Prescription Drug Poison & Abuse
The Madison County Sheriff’s Office in conjunction with the Partnership for a Drug Free America and Parents, the Anti-Drug are offering the following safety information regarding prescription drug poisoning and abuse.
More than one million children each year, ages 5 and under are accidentally poisoned, 90% of those poisonings happen at home. Due to their faster metabolic rate and size children are less able to physically handle toxic chemicals than adults. Of all accidental poisonings combined, 40% were from prescription drugs and other medications. To avoid accidental poisoning keep all medications out of reach of small children. Properly dispose of all outdated or unwanted medications.
Prescription Drug Abuse

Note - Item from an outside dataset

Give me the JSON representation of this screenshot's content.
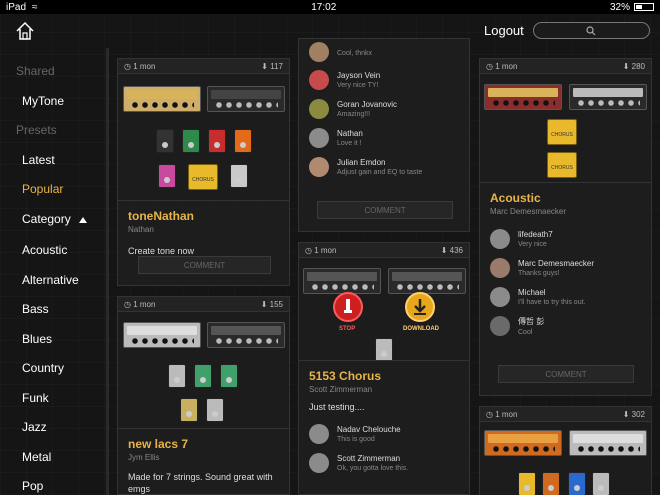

More and more teens are turning away from street drugs and using prescription drugs to get high. New users of prescription drugs have caught up with new users of marijuana. There are many reasons why prescription drug abuse among teens occurs. These drugs are typically readily available, with easy access in most homes. Many teens think prescription drugs and over the counter medications are safe because they have a legitimate use, but taking them without a prescription to get high or “self-medicate” can be dangerous and addictive as using street narcotics and other illicit drugs.
One in five teens has abused prescription pain medication, stimulants and tranquilizers. One in ten teens has abused cough medication. Each day, 2,500 youth ages 12-17 abuse a pain reliever for the first time. Pain relievers are the most common pharmaceuticals abused among younger teens. Stimulant abuse is more common among older teens and college students.
Decrease the potential risks by keeping all prescription medications out of teens reach, instead of keeping them in a family medicine cabinet. Monitor quantities of remaining pills or liquids and keep track of refills. Properly dispose of all outdated or unwanted medications.
Talk to your child about the dangers of taking prescription drugs without the supervision of a doctor. Inform them that abusing pain medication is like abusing heroin because their ingredients (both are opioids) are very similar. Although starting a conversation with your teen can be difficult it can open doors for both of you and strengthen your relationship.
Responding to Abuse
Look for warning signs that your child maybe abusing any type of medication or drug. Some signs to look for are constricted pupils, slurred speech or flushed skin. You should also be alert to any personality changes such as, mood swings, irritability, excessive energy, sleepiness, trouble sleeping, sweating, and loss of appetite, forgetfulness or clumsiness. Other signs may include loss of interest in school or hobbies, skipping classes and loss of interest in personal appearance.
Disposing of Medications
Properly dispose of all outdated or unwanted medications. Never flush medications down the toilet or drains. For a copy of Federal guidelines regarding the proper dispose of prescription drugs visit our website